Furthermore, the fact that there are two types of parent-child relationships, one where the parent knows about its children and one where the children know about their parent, makes for a more complicated model than is typical in traditional programming.



Is there an approach that retains the performance benefits without programming on this awkward structure? I believe there is. It requires the use of immutable pointers along with other CRDT approaches, but I’ll cover that in a future article.

4. Awkward Shared State Programming

Sui’s VM is optimized to program for, and execute on, a non-contentious state. This has led to some rather awkward programming mechanics when actually needing to deal with shared state. Let’s take a look at some of these.

4a) No Stored References

Sui’s VM has no notion of stored references. If there was, it would lose the ability to statically analyze the state dependencies of a function and thus lose the ability to parallelize. The consequence of this is that the burden of managing stored references is now placed on the programmer/user.


For example, let’s say I have an object that requires a price from a specific Oracle in one of its functions. In Rust, this may look like this:



In Sui, because references cannot be stored, this relationship between MyDefi and Oracle must be described in a more functional way:



But wait! Any arbitrary oracle may now be passed in. To ensure that the right oracle is used, the ID Pointer Pattern must be used:



This pattern, when compared to regular references, is more fragile, and care must be taken to implement the correct relation. As the relationship graph between objects grows and becomes more complex, it is hard to imagine this programming burden scaling very well (e.g., what if the Oracle get_price call also has its own dependencies).


Furthermore, there will always be a burden on the caller, whether a transaction or package code, to pass in the correct reference. If this reference may change, this places yet another additional burden on the caller to make sure the reference has been updated to the latest state.

Unlike traditional programming, in DeFi programming, it is very useful to be able to type-check whether an instance is part of the same “instance group” as another instance.


For example, it would be nice to check that the joining of two coins is of the same coin identifier:



The issue in implementing this with traditional generic semantics is that generics are used to represent types, not “a group of related instances.”


In a rather clever way, Sui was able to work around this problem through their One-Time Witness pattern. In this system-supported pattern, they’ve basically said, if you want a new group of related instances create this special new type that will represent this group’s identifier.


A huge benefit of this is that the language layer does not need to change at all, and one could just use well-known generic semantics to achieve this type of safety.


The biggest flaw is that a new type (and thus, a new package) must be deployed every time a new group of related things is to be created.
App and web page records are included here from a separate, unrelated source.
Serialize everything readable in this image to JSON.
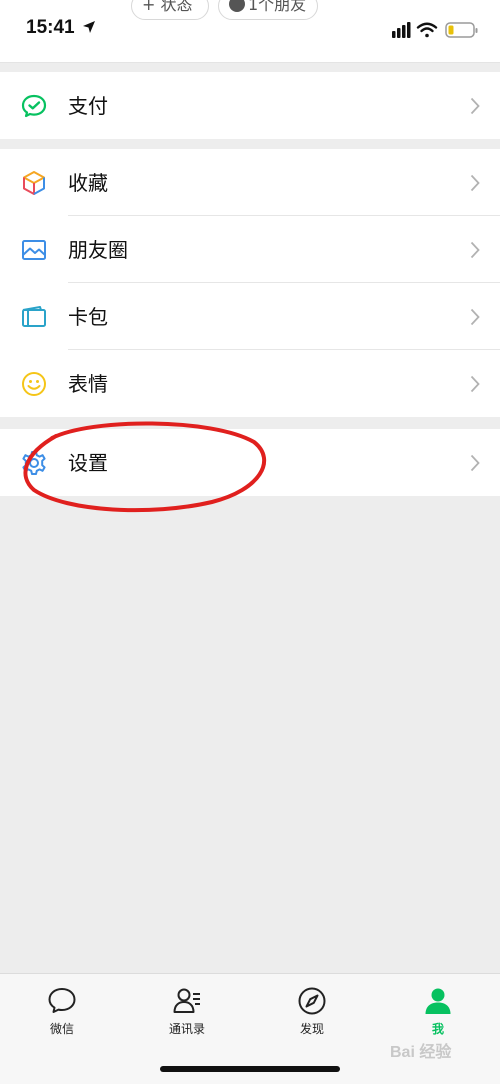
{
  "status_bar": {
    "time": "15:41",
    "status_pill": "+ 状态",
    "friends_pill": "1个朋友"
  },
  "menu": {
    "pay": {
      "label": "支付",
      "icon": "wechat-pay-icon"
    },
    "favorites": {
      "label": "收藏",
      "icon": "cube-icon"
    },
    "moments": {
      "label": "朋友圈",
      "icon": "image-icon"
    },
    "cards": {
      "label": "卡包",
      "icon": "wallet-icon"
    },
    "stickers": {
      "label": "表情",
      "icon": "smiley-icon"
    },
    "settings": {
      "label": "设置",
      "icon": "gear-icon"
    }
  },
  "tabs": [
    {
      "label": "微信",
      "icon": "chat-bubble-icon"
    },
    {
      "label": "通讯录",
      "icon": "contacts-icon"
    },
    {
      "label": "发现",
      "icon": "compass-icon"
    },
    {
      "label": "我",
      "icon": "person-icon",
      "active": true
    }
  ],
  "watermark": "Bai 经验",
  "colors": {
    "accent_green": "#07c160",
    "annotation_red": "#e0201e",
    "background": "#ededed"
  }
}
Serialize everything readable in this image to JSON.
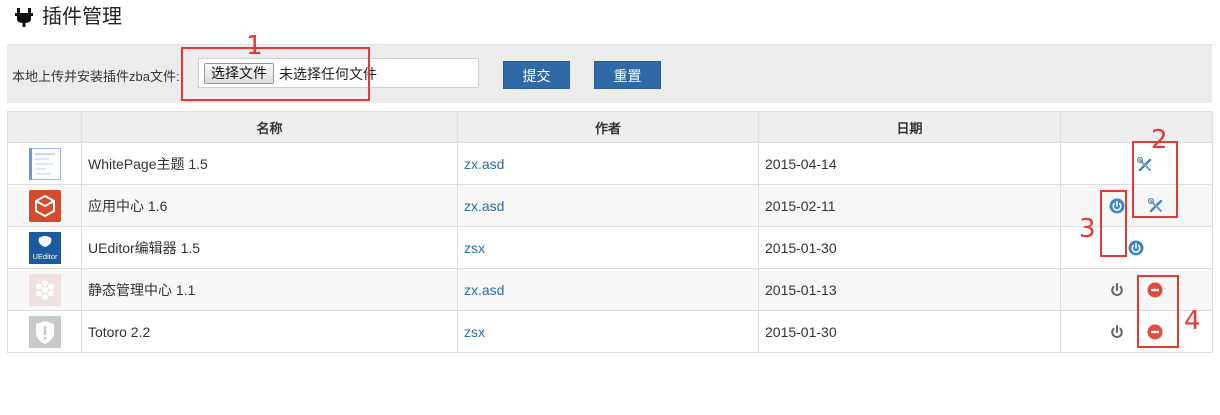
{
  "header": {
    "title": "插件管理"
  },
  "upload": {
    "label": "本地上传并安装插件zba文件:",
    "choose_label": "选择文件",
    "file_status": "未选择任何文件",
    "submit_label": "提交",
    "reset_label": "重置"
  },
  "table": {
    "columns": [
      "",
      "名称",
      "作者",
      "日期",
      ""
    ],
    "rows": [
      {
        "name": "WhitePage主题 1.5",
        "author": "zx.asd",
        "date": "2015-04-14"
      },
      {
        "name": "应用中心 1.6",
        "author": "zx.asd",
        "date": "2015-02-11"
      },
      {
        "name": "UEditor编辑器 1.5",
        "author": "zsx",
        "date": "2015-01-30",
        "thumb_text": "UEditor"
      },
      {
        "name": "静态管理中心 1.1",
        "author": "zx.asd",
        "date": "2015-01-13"
      },
      {
        "name": "Totoro 2.2",
        "author": "zsx",
        "date": "2015-01-30"
      }
    ]
  },
  "annotations": [
    "1",
    "2",
    "3",
    "4"
  ],
  "colors": {
    "accent_blue": "#2f6aa6",
    "link_blue": "#2e6da4",
    "annotation_red": "#e53935"
  },
  "icons": {
    "title": "plug-icon",
    "configure": "wrench-screwdriver-icon",
    "enable": "power-blue-icon",
    "disable": "power-gray-icon",
    "uninstall": "minus-circle-red-icon"
  }
}
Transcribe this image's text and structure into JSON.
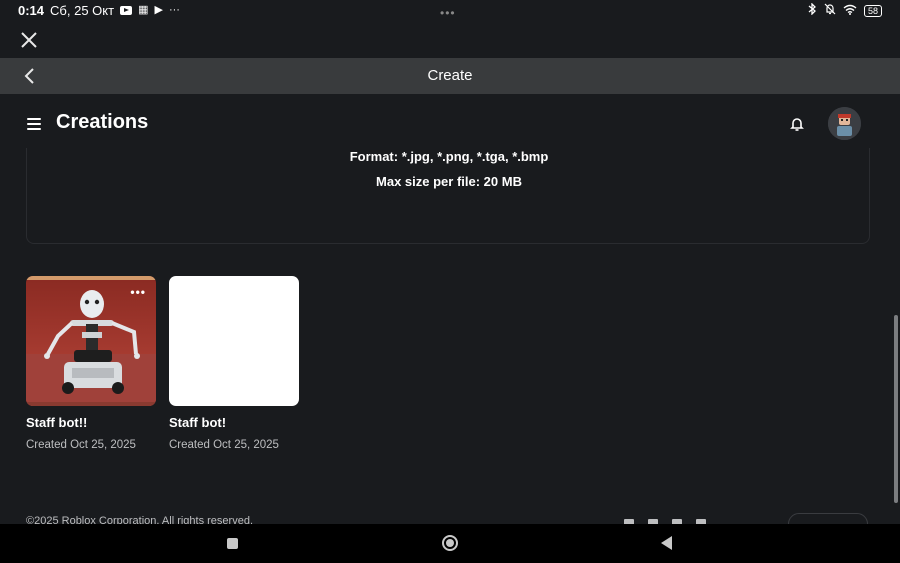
{
  "status_bar": {
    "time": "0:14",
    "date": "Сб, 25 Окт",
    "center_dots": "•••",
    "battery": "58"
  },
  "title_bar": {
    "title": "Create"
  },
  "header": {
    "title": "Creations"
  },
  "upload": {
    "format": "Format: *.jpg, *.png, *.tga, *.bmp",
    "max_size": "Max size per file: 20 MB"
  },
  "creations": [
    {
      "name": "Staff bot!!",
      "created": "Created Oct 25, 2025",
      "more": "•••"
    },
    {
      "name": "Staff bot!",
      "created": "Created Oct 25, 2025"
    }
  ],
  "footer": {
    "copyright": "©2025 Roblox Corporation. All rights reserved."
  }
}
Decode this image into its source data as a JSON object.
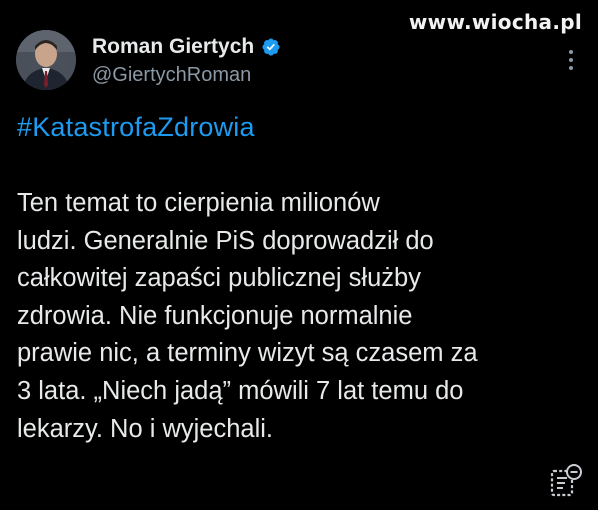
{
  "watermark": "www.wiocha.pl",
  "author": {
    "display_name": "Roman Giertych",
    "handle": "@GiertychRoman",
    "verified_icon": "verified-badge-icon",
    "avatar": "avatar-photo"
  },
  "tweet": {
    "hashtag": "#KatastrofaZdrowia",
    "text": "Ten temat to cierpienia milionów\nludzi. Generalnie PiS doprowadził do\ncałkowitej zapaści publicznej służby\nzdrowia. Nie funkcjonuje normalnie\nprawie nic, a terminy wizyt są czasem za\n3 lata. „Niech jadą” mówili 7 lat temu do\nlekarzy. No i wyjechali."
  },
  "icons": {
    "more": "more-options-icon",
    "translate": "post-translate-icon"
  },
  "colors": {
    "background": "#000000",
    "text": "#e7e9ea",
    "secondary_text": "#8b98a5",
    "link": "#1d9bf0",
    "verified": "#1d9bf0"
  }
}
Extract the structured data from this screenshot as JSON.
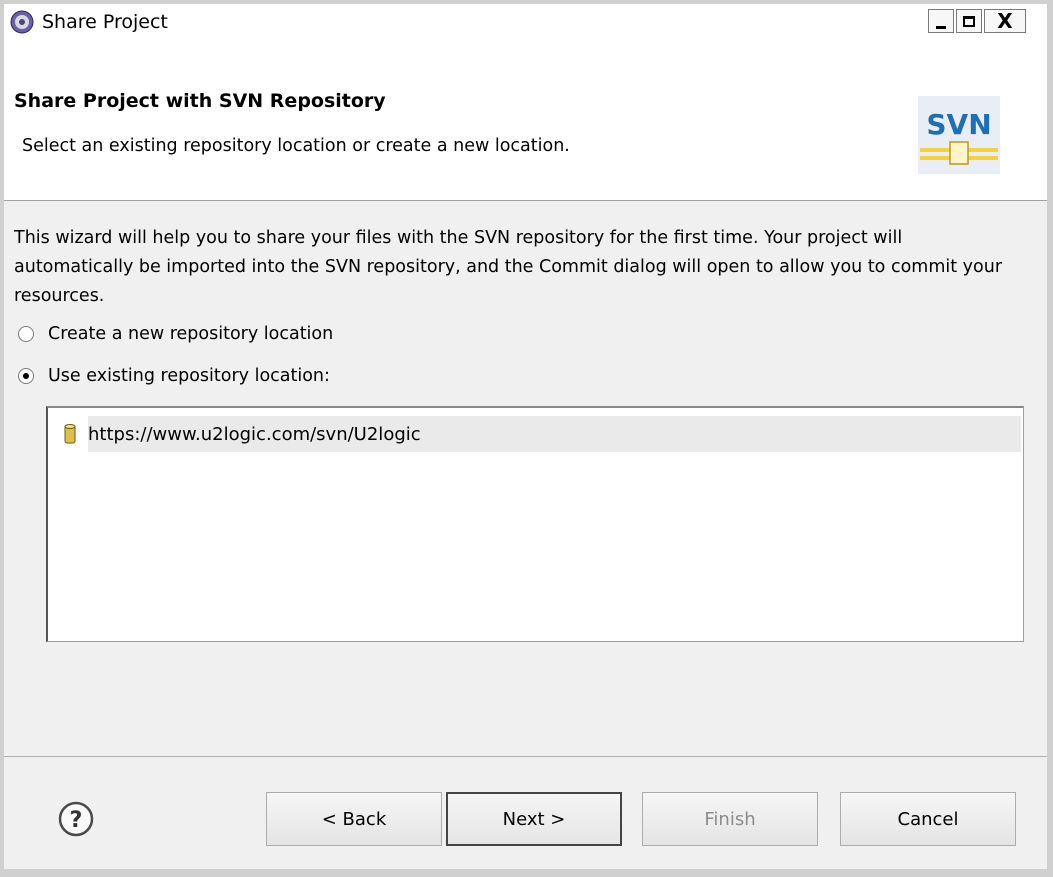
{
  "window": {
    "title": "Share Project",
    "minimize_label": "_",
    "close_label": "X"
  },
  "banner": {
    "title": "Share Project with SVN Repository",
    "description": "Select an existing repository location or create a new location.",
    "logo_text": "SVN"
  },
  "body": {
    "intro": "This wizard will help you to share your files with the SVN repository for the first time. Your project will automatically be imported into the SVN repository, and the Commit dialog will open to allow you to commit your resources.",
    "options": [
      {
        "label": "Create a new repository location",
        "selected": false
      },
      {
        "label": "Use existing repository location:",
        "selected": true
      }
    ],
    "repositories": [
      {
        "url": "https://www.u2logic.com/svn/U2logic",
        "icon": "repository-icon",
        "selected": true
      }
    ]
  },
  "footer": {
    "help_symbol": "?",
    "back_label": "< Back",
    "next_label": "Next >",
    "finish_label": "Finish",
    "finish_enabled": false,
    "cancel_label": "Cancel"
  },
  "colors": {
    "window_bg": "#f0f0f0",
    "banner_bg": "#ffffff",
    "svn_blue": "#1e6fb3",
    "svn_yellow": "#f5d23a",
    "repo_icon": "#d9c14b",
    "disabled_text": "#8c8c8c"
  }
}
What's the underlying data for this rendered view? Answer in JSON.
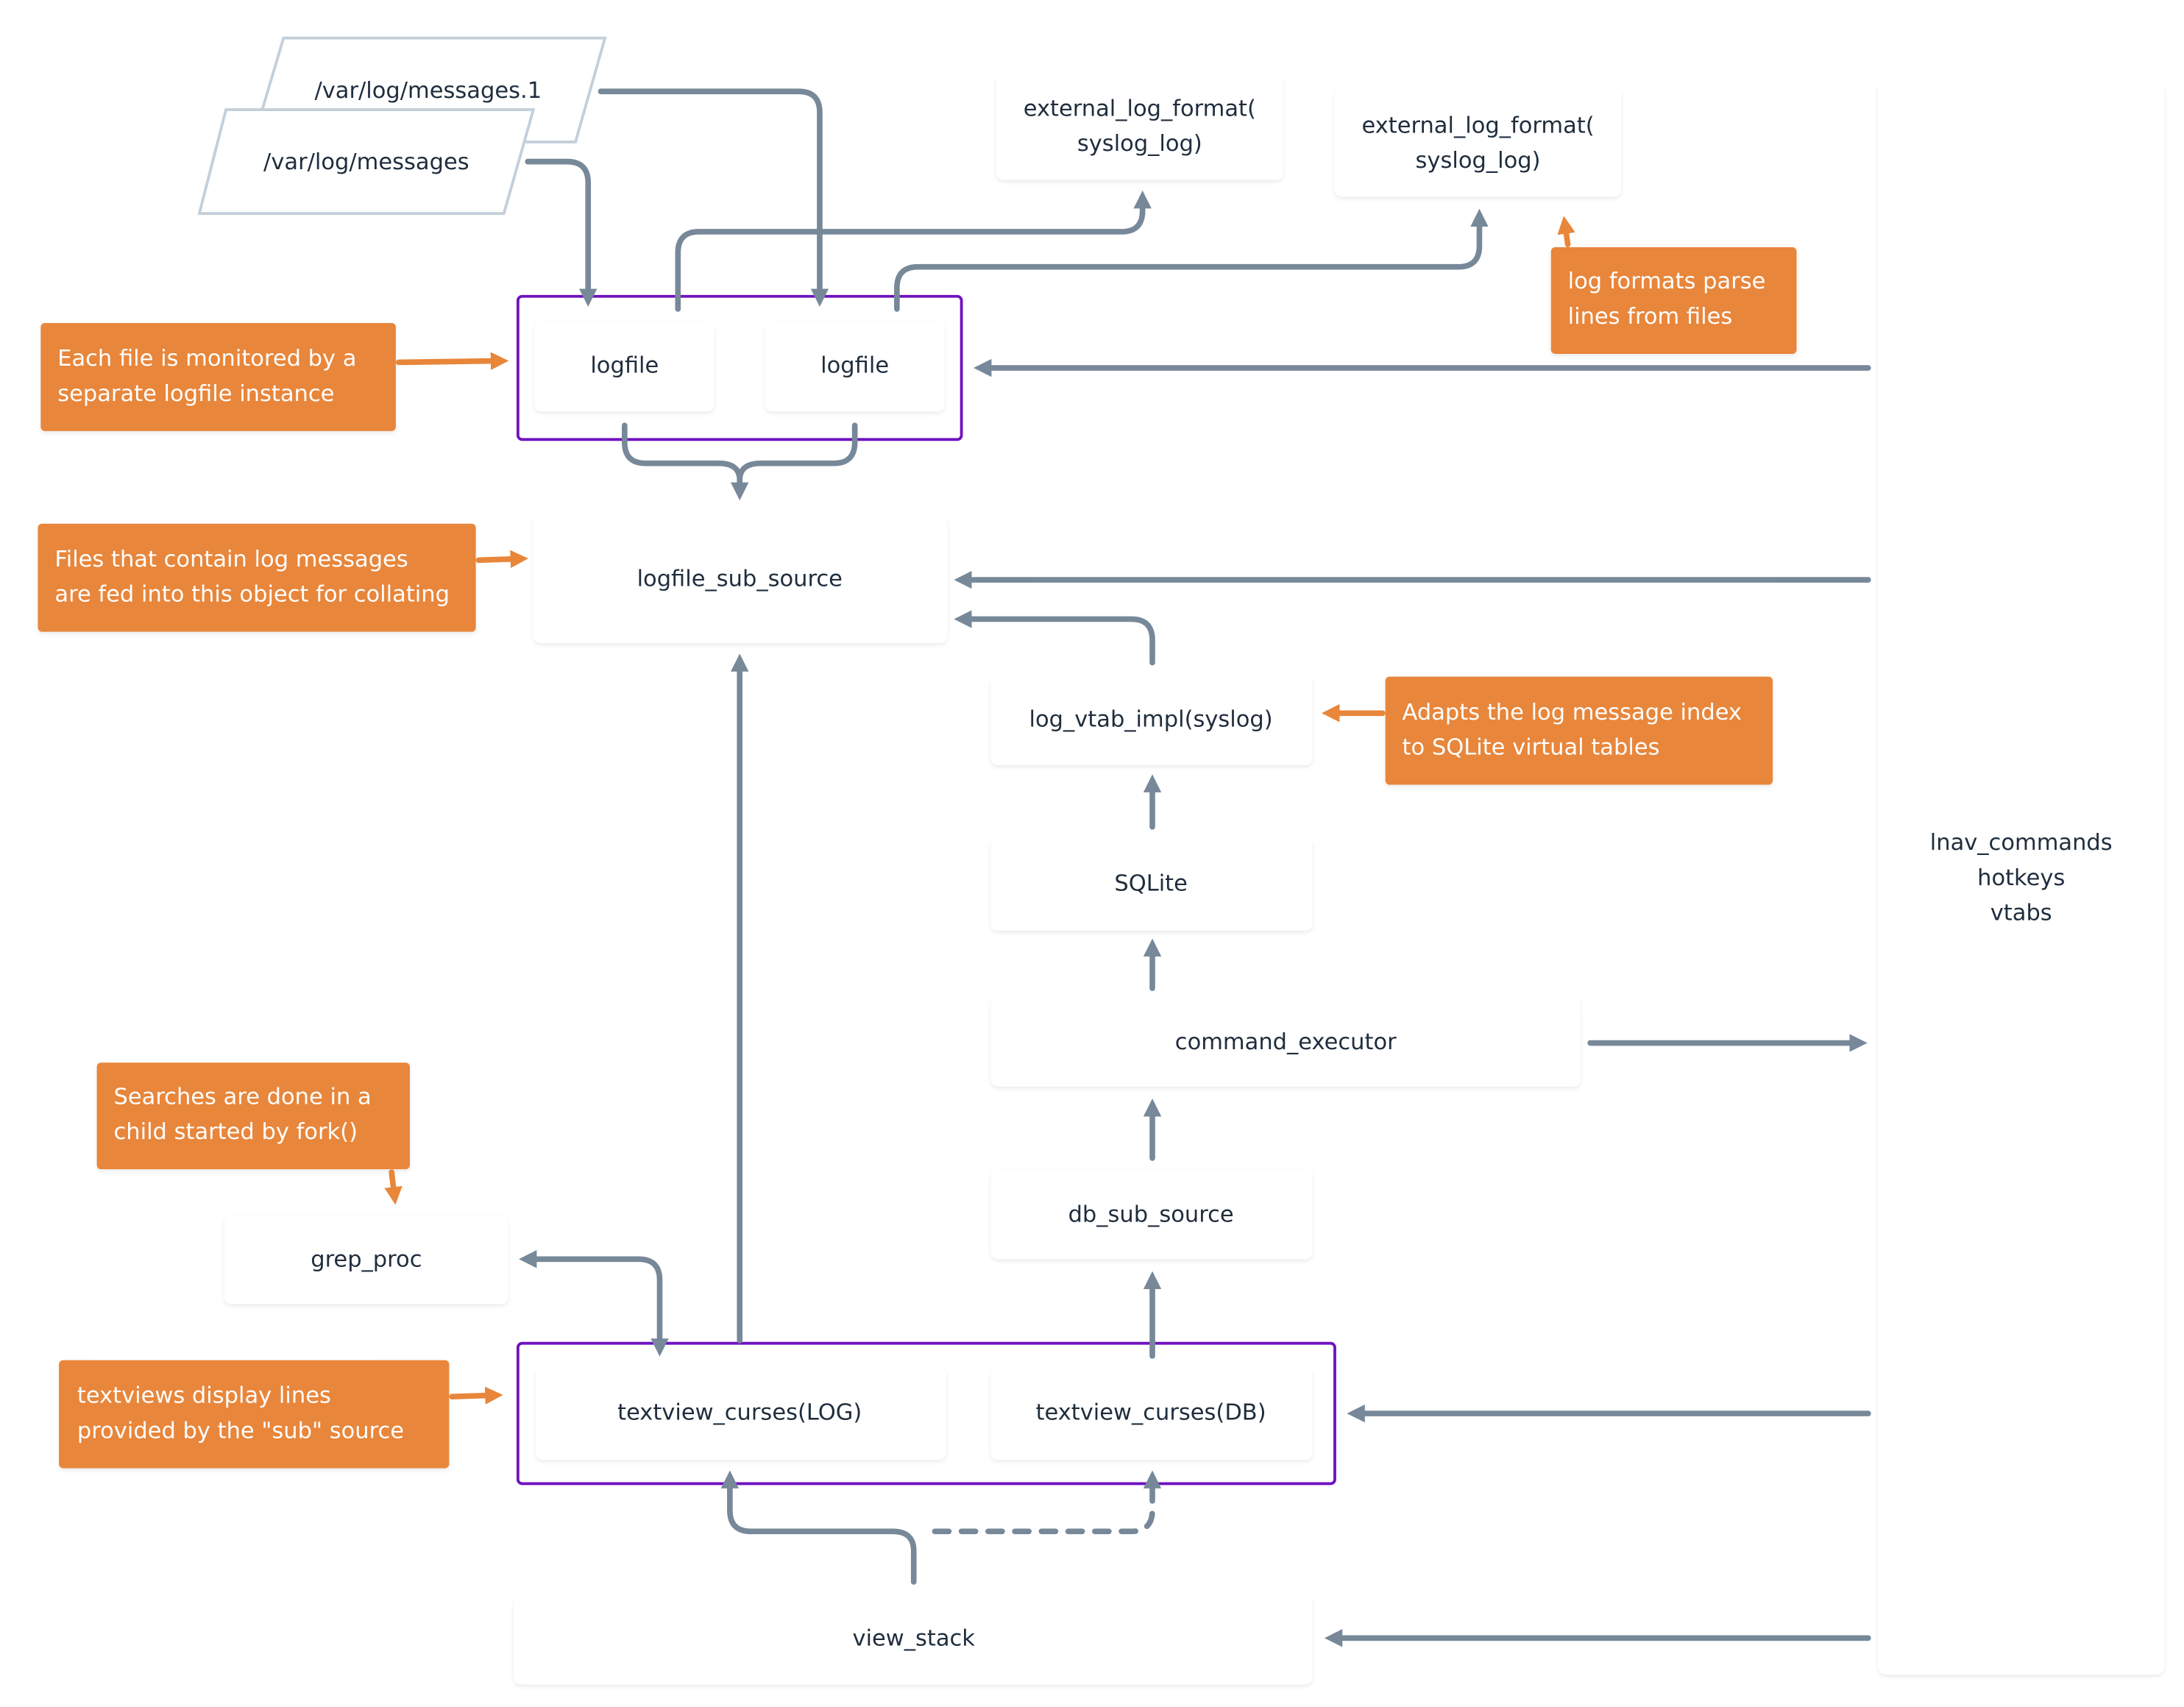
{
  "diagram": {
    "colors": {
      "arrow": "#778899",
      "group_border": "#6f12c0",
      "note_fill": "#e8863a",
      "note_text": "#ffffff",
      "node_text": "#1f2d3d",
      "file_border": "#c3cfd9"
    },
    "files": [
      {
        "id": "messages_1",
        "label": "/var/log/messages.1"
      },
      {
        "id": "messages",
        "label": "/var/log/messages"
      }
    ],
    "nodes": {
      "external_log_format_a": {
        "lines": [
          "external_log_format(",
          "syslog_log)"
        ]
      },
      "external_log_format_b": {
        "lines": [
          "external_log_format(",
          "syslog_log)"
        ]
      },
      "logfile_a": {
        "label": "logfile"
      },
      "logfile_b": {
        "label": "logfile"
      },
      "logfile_sub_source": {
        "label": "logfile_sub_source"
      },
      "log_vtab_impl": {
        "label": "log_vtab_impl(syslog)"
      },
      "sqlite": {
        "label": "SQLite"
      },
      "command_executor": {
        "label": "command_executor"
      },
      "grep_proc": {
        "label": "grep_proc"
      },
      "db_sub_source": {
        "label": "db_sub_source"
      },
      "textview_log": {
        "label": "textview_curses(LOG)"
      },
      "textview_db": {
        "label": "textview_curses(DB)"
      },
      "view_stack": {
        "label": "view_stack"
      },
      "lnav_panel": {
        "lines": [
          "lnav_commands",
          "hotkeys",
          "vtabs"
        ]
      }
    },
    "notes": {
      "logfile_instance": {
        "lines": [
          "Each file is monitored by a",
          "separate logfile instance"
        ]
      },
      "collating": {
        "lines": [
          "Files that contain log messages",
          "are fed into this object for collating"
        ]
      },
      "log_formats": {
        "lines": [
          "log formats parse",
          "lines from files"
        ]
      },
      "vtab": {
        "lines": [
          "Adapts the log message index",
          "to SQLite virtual tables"
        ]
      },
      "searches": {
        "lines": [
          "Searches are done in a",
          "child started by fork()"
        ]
      },
      "textviews": {
        "lines": [
          "textviews display lines",
          "provided by the \"sub\" source"
        ]
      }
    },
    "edges": [
      {
        "from": "/var/log/messages.1",
        "to": "logfile (right)"
      },
      {
        "from": "/var/log/messages",
        "to": "logfile (left)"
      },
      {
        "from": "logfile (left)",
        "to": "external_log_format (left)"
      },
      {
        "from": "logfile (right)",
        "to": "external_log_format (right)"
      },
      {
        "from": "logfile group",
        "to": "logfile_sub_source"
      },
      {
        "from": "lnav_commands panel",
        "to": "logfile group"
      },
      {
        "from": "lnav_commands panel",
        "to": "logfile_sub_source"
      },
      {
        "from": "log_vtab_impl(syslog)",
        "to": "logfile_sub_source"
      },
      {
        "from": "SQLite",
        "to": "log_vtab_impl(syslog)"
      },
      {
        "from": "command_executor",
        "to": "SQLite"
      },
      {
        "from": "command_executor",
        "to": "lnav_commands panel"
      },
      {
        "from": "db_sub_source",
        "to": "command_executor"
      },
      {
        "from": "textview_curses(DB)",
        "to": "db_sub_source"
      },
      {
        "from": "textview_curses(LOG)",
        "to": "logfile_sub_source"
      },
      {
        "from": "textview_curses(LOG)",
        "to": "grep_proc",
        "bidirectional": true
      },
      {
        "from": "lnav_commands panel",
        "to": "textview group"
      },
      {
        "from": "view_stack",
        "to": "textview_curses(LOG)"
      },
      {
        "from": "view_stack",
        "to": "textview_curses(DB)",
        "style": "dashed"
      },
      {
        "from": "lnav_commands panel",
        "to": "view_stack"
      }
    ]
  }
}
One cannot just create a new Coin<T> dynamically without deploying a new package for example.

Conclusion

Sui’s MoveVM was built to the standards of system engineers: a VM based on conceptually simple low-level primitives, statically enforced.


Unfortunately, simple does not mean easy, and their insistence on avoiding normal shared object patterns causes their application layer to be quite complex and unintuitive to program.


DeFi is a messy, shared object world: pools with large liquidity that anyone can access, lending protocols where anyone can borrow and lend, oracles that can be called by anyone, and the composition and interaction of all these objects happening at the same time.


Parallelizing such an ecosystem is the holy grail of DLTs, and Sui’s attempt does well except that it pushes too much of the messiness to the application layer.


Although it’s true that some of the issues could potentially be solved with better tooling and language support (1 Object Primitive which is too Generic, 4 Awkward Shared State Programming), some are irreparable without big VM changes (2 No Dynamic Dispatch, 3 An Awkward Mailbox Pattern).